▶ _Task goal_
Output exactly the lines that run from the line with "Decode this image" to the end of the material, both ends included, and no other lines.

--*--

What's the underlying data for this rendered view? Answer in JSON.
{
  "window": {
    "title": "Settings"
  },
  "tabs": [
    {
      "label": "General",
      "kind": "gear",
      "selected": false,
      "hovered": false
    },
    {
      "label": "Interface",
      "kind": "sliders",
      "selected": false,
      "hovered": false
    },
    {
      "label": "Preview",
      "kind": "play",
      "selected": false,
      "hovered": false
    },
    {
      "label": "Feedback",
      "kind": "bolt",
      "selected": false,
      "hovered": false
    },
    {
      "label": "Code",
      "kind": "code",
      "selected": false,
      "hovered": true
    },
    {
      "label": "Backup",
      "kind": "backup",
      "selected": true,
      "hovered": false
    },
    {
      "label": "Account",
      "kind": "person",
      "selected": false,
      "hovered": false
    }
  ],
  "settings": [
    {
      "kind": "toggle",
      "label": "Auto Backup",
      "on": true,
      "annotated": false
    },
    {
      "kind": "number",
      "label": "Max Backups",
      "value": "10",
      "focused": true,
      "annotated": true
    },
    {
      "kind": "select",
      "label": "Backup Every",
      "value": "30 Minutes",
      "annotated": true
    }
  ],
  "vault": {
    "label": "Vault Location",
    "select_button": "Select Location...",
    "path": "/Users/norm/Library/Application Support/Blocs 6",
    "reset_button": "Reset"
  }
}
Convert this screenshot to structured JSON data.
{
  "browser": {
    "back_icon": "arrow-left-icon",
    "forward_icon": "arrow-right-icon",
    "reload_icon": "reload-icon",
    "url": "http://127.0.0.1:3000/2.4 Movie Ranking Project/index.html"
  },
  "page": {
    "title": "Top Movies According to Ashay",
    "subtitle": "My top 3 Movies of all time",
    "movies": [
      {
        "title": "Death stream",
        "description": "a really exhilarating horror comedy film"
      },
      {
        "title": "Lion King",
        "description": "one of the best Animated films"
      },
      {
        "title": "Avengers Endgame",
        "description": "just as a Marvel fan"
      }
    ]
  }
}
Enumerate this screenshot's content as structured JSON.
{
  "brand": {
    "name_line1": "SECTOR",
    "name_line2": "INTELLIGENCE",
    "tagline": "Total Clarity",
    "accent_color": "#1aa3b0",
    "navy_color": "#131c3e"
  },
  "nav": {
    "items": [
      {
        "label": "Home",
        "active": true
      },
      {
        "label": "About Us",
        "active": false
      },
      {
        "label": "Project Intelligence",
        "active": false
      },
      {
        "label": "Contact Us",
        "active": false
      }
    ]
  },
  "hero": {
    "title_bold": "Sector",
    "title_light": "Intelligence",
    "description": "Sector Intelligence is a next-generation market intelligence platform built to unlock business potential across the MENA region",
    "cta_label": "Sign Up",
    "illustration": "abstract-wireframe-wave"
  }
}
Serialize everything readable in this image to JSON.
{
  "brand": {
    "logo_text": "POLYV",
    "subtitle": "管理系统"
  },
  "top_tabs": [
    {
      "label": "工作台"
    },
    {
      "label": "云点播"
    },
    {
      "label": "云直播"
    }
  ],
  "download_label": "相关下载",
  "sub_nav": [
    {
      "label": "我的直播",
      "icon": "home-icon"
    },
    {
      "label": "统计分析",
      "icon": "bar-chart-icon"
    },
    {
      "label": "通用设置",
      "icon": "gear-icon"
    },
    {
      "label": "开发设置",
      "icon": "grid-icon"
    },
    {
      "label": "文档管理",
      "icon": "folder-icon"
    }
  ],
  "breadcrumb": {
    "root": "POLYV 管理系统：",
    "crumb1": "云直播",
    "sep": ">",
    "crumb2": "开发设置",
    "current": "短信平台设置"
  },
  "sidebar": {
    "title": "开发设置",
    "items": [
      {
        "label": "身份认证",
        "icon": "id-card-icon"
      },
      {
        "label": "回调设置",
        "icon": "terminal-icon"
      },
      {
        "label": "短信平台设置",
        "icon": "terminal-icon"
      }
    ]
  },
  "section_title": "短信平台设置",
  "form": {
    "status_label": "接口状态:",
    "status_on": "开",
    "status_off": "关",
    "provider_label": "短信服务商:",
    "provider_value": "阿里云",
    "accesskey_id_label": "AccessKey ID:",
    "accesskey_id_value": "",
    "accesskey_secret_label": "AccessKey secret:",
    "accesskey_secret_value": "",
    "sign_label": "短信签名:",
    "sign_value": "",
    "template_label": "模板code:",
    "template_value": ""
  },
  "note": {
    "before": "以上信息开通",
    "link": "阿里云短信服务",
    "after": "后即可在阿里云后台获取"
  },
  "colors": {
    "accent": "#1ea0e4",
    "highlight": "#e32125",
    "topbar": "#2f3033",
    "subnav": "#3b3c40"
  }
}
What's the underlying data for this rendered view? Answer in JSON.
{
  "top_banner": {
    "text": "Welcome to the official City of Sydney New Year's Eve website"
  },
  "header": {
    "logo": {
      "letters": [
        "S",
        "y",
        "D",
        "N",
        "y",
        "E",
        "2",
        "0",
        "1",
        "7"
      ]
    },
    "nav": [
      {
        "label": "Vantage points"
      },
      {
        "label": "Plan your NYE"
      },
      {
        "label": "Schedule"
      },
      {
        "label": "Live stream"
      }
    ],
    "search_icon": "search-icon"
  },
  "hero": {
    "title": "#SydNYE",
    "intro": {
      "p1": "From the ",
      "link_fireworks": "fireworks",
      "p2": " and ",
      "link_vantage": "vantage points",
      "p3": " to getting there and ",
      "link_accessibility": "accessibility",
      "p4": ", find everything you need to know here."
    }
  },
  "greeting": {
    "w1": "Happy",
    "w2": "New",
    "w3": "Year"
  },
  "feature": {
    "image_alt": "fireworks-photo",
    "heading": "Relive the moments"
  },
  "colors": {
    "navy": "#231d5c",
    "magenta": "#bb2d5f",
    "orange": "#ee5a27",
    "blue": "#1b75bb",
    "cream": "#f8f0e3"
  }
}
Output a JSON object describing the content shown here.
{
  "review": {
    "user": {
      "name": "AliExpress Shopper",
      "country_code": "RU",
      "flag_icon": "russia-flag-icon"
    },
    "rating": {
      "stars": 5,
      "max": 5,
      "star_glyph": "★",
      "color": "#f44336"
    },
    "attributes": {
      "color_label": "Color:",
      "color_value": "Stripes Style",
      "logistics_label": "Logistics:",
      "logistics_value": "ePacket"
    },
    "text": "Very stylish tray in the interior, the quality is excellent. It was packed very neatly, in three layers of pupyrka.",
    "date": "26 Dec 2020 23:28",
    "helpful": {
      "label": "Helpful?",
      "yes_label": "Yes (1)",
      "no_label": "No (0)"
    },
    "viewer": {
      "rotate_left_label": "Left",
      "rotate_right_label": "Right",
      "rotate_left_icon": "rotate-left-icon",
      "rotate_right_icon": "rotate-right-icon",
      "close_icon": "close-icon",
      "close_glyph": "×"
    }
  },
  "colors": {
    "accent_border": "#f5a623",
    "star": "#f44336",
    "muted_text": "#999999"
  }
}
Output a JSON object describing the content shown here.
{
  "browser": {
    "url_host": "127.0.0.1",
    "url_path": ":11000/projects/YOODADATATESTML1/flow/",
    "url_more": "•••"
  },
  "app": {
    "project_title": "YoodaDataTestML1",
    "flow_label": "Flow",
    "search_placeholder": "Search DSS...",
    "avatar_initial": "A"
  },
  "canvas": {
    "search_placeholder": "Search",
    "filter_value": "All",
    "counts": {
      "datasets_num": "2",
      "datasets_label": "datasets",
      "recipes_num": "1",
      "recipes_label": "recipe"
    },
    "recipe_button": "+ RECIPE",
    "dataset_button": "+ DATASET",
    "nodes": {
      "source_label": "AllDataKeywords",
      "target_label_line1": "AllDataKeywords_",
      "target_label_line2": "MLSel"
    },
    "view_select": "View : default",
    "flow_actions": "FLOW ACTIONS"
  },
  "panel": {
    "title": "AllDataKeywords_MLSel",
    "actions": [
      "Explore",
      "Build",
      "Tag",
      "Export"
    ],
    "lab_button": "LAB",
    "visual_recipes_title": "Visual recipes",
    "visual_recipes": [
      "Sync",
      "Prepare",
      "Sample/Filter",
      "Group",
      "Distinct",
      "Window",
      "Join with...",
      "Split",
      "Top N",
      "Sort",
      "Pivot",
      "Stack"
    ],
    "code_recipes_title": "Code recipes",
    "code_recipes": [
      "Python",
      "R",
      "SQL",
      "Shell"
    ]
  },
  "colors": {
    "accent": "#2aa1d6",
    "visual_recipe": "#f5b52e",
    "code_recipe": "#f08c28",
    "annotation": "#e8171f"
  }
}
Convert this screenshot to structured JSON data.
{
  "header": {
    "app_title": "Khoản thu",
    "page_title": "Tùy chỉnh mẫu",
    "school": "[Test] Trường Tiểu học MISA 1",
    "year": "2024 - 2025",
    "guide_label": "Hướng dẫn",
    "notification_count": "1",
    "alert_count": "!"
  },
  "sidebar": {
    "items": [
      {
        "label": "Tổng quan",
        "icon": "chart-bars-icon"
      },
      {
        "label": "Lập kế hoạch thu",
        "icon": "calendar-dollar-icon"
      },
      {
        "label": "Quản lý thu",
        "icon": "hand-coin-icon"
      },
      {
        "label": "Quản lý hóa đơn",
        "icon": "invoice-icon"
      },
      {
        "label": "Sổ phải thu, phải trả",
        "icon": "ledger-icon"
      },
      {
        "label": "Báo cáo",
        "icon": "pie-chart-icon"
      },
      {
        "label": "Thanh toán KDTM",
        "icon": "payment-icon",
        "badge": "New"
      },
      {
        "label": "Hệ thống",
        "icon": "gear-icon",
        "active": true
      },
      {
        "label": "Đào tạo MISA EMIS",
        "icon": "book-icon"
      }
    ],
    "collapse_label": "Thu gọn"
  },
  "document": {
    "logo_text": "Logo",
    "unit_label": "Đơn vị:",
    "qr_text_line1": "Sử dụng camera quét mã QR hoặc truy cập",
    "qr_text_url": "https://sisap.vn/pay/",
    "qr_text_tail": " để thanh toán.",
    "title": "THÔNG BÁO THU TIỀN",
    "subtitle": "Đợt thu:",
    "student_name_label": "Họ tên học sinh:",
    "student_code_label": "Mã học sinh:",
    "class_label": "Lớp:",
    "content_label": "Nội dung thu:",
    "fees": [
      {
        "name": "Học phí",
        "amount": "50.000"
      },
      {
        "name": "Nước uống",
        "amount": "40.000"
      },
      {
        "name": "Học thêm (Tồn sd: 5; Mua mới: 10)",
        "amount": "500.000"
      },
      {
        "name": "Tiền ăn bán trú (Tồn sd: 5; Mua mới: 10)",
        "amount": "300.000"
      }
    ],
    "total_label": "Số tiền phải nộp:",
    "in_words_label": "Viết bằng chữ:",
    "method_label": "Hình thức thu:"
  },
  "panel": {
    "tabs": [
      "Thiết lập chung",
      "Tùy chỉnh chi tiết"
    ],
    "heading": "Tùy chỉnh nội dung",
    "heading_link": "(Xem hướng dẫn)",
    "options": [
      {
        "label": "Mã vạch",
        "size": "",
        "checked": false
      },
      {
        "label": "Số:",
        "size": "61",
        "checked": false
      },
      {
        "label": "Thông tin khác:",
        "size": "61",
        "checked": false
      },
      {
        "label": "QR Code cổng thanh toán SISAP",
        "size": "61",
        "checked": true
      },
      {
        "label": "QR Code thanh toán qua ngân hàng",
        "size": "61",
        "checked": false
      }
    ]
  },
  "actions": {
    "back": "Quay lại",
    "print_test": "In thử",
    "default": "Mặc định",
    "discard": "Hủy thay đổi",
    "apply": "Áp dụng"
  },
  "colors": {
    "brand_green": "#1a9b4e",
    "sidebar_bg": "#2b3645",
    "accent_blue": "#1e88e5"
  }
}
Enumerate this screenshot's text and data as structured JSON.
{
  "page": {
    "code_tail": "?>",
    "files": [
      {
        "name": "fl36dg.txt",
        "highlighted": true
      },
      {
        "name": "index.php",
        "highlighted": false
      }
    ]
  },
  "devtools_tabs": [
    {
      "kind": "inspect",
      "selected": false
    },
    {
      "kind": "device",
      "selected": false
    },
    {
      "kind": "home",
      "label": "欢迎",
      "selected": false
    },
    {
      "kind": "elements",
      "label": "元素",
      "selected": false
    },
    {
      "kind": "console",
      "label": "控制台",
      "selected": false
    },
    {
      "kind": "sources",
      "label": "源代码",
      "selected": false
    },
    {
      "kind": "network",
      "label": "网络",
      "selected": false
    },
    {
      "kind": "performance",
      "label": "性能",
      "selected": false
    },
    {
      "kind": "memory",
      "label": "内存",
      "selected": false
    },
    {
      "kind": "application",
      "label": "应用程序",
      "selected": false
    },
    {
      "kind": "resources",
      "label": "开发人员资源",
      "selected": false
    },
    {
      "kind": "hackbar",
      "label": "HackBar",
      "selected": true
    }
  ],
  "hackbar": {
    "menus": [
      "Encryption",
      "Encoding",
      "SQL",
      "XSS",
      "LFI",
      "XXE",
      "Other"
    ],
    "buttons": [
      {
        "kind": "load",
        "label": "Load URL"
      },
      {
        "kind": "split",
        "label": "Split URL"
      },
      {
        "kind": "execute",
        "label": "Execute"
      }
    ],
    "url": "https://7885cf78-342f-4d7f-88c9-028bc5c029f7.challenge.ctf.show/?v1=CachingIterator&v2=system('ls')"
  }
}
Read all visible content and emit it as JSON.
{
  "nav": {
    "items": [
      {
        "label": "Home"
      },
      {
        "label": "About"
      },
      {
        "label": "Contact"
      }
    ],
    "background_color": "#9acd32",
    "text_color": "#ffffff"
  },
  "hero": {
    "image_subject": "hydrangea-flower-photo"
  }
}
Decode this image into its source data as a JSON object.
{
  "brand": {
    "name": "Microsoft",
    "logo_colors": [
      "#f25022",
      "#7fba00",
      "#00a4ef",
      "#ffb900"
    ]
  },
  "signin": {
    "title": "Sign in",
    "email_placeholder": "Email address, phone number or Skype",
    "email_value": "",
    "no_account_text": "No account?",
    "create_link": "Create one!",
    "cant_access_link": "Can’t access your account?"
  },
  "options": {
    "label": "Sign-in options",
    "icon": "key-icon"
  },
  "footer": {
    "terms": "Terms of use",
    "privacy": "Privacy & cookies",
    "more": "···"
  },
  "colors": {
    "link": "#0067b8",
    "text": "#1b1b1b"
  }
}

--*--

▶ _Your response_
Decode this image into its source data as a JSON object.
{
  "brand": {
    "name": "Microsoft",
    "logo_colors": [
      "#f25022",
      "#7fba00",
      "#00a4ef",
      "#ffb900"
    ]
  },
  "signin": {
    "title": "Sign in",
    "email_placeholder": "Email address, phone number or Skype",
    "email_value": "",
    "no_account_text": "No account?",
    "create_link": "Create one!",
    "cant_access_link": "Can’t access your account?"
  },
  "options": {
    "label": "Sign-in options",
    "icon": "key-icon"
  },
  "footer": {
    "terms": "Terms of use",
    "privacy": "Privacy & cookies",
    "more": "···"
  },
  "colors": {
    "link": "#0067b8",
    "text": "#1b1b1b"
  }
}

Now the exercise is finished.